What you have to do:
Reproduce the listing that follows word for word, without its pictures.

(Material for the task Opens)

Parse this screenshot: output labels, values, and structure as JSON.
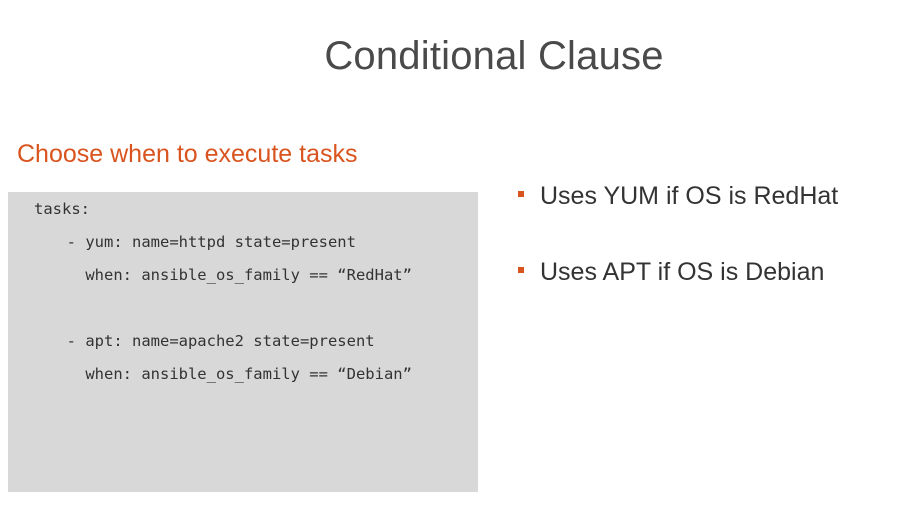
{
  "slide": {
    "title": "Conditional Clause",
    "subtitle": "Choose when to execute tasks"
  },
  "code": {
    "lines": [
      "tasks:",
      "  - yum: name=httpd state=present",
      "    when: ansible_os_family == “RedHat”",
      "  - apt: name=apache2 state=present",
      "    when: ansible_os_family == “Debian”"
    ]
  },
  "bullets": [
    "Uses YUM if OS is RedHat",
    "Uses APT if OS is Debian"
  ],
  "colors": {
    "accent": "#d9541e",
    "code_background": "#d8d8d8",
    "title_text": "#4a4a4a"
  }
}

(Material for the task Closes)

Task response:
Parse this screenshot: output labels, values, and structure as JSON.
{
  "slide": {
    "title": "Conditional Clause",
    "subtitle": "Choose when to execute tasks"
  },
  "code": {
    "lines": [
      "tasks:",
      "  - yum: name=httpd state=present",
      "    when: ansible_os_family == “RedHat”",
      "  - apt: name=apache2 state=present",
      "    when: ansible_os_family == “Debian”"
    ]
  },
  "bullets": [
    "Uses YUM if OS is RedHat",
    "Uses APT if OS is Debian"
  ],
  "colors": {
    "accent": "#d9541e",
    "code_background": "#d8d8d8",
    "title_text": "#4a4a4a"
  }
}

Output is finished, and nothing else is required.